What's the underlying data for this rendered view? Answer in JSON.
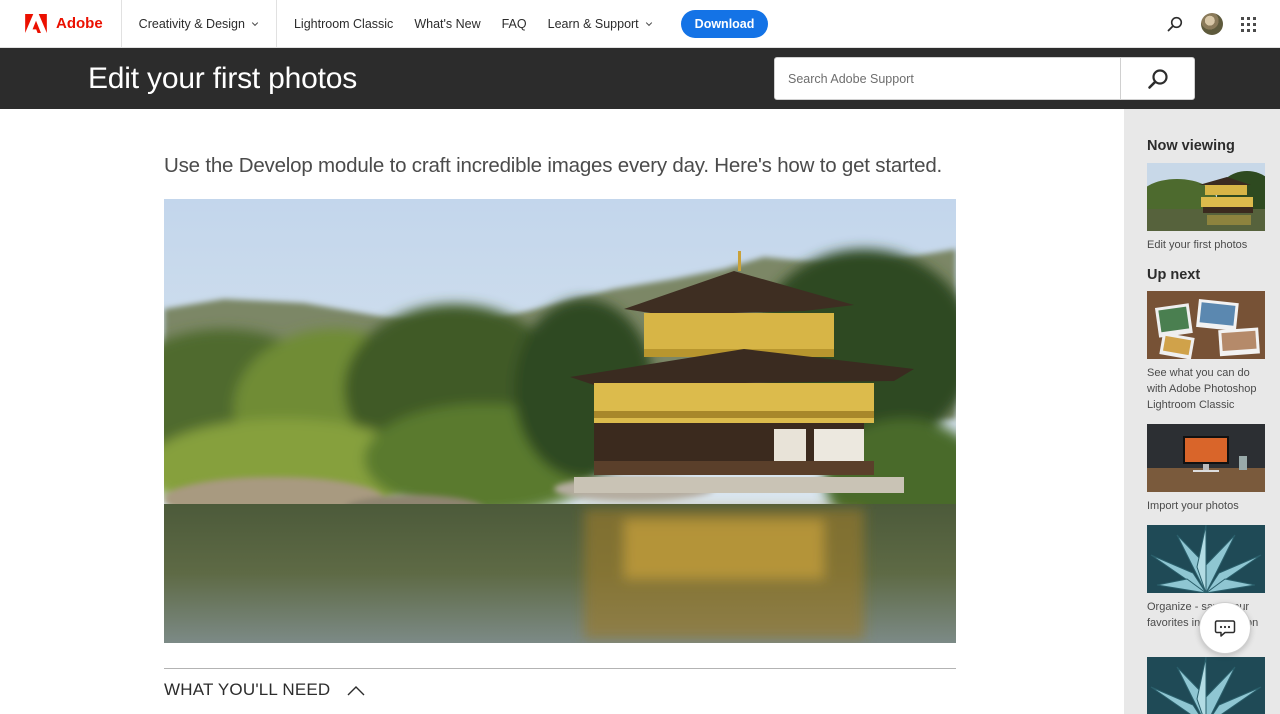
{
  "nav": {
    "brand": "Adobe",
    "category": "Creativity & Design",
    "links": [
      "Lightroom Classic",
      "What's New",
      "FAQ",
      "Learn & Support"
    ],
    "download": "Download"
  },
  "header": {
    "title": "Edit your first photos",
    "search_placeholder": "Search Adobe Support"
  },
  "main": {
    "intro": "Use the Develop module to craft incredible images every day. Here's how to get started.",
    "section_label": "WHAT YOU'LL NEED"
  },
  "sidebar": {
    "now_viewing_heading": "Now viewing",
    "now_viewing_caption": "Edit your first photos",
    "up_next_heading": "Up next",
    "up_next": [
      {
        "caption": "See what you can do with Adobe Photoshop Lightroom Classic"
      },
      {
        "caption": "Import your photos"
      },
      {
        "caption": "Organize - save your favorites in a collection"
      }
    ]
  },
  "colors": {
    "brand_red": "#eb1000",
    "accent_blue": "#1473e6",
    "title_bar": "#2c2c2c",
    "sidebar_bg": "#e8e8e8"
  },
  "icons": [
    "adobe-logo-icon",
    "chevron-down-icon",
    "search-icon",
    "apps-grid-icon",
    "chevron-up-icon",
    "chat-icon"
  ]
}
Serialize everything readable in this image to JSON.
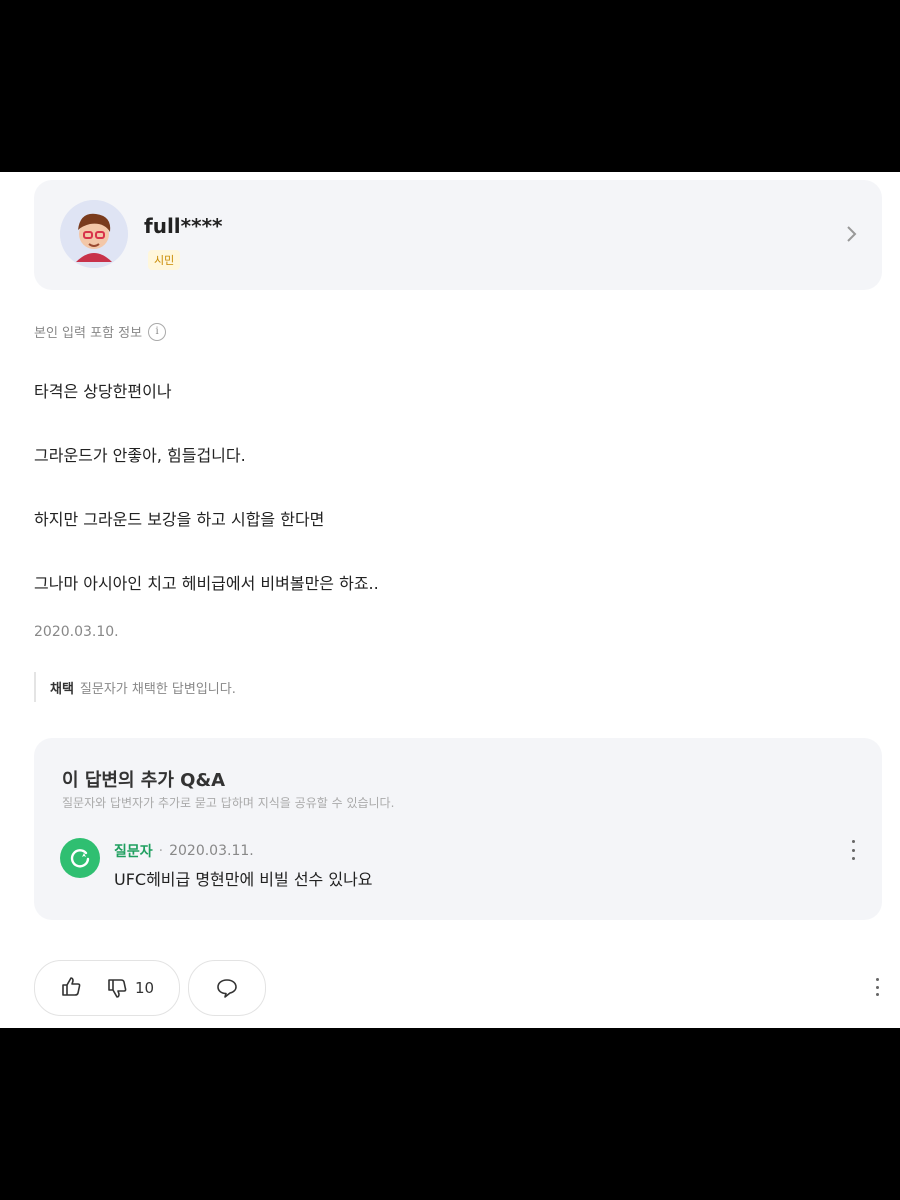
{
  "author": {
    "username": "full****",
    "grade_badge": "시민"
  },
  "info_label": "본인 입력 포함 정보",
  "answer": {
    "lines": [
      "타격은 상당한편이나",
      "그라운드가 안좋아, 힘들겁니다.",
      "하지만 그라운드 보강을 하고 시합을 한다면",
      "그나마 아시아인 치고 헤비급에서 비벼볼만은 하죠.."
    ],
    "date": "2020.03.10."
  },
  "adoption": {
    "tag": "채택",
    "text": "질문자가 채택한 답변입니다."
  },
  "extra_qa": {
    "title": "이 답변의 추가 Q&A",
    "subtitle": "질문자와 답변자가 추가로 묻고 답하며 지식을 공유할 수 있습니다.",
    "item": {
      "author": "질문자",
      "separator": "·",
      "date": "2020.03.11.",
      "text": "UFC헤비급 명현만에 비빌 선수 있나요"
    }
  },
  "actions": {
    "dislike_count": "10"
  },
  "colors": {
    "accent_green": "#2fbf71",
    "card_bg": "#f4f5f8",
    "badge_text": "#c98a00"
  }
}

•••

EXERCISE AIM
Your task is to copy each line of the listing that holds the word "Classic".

RESULT BELOW
      "Lightroom Classic",
        "caption": "See what you can do with Adobe Photoshop Lightroom Classic"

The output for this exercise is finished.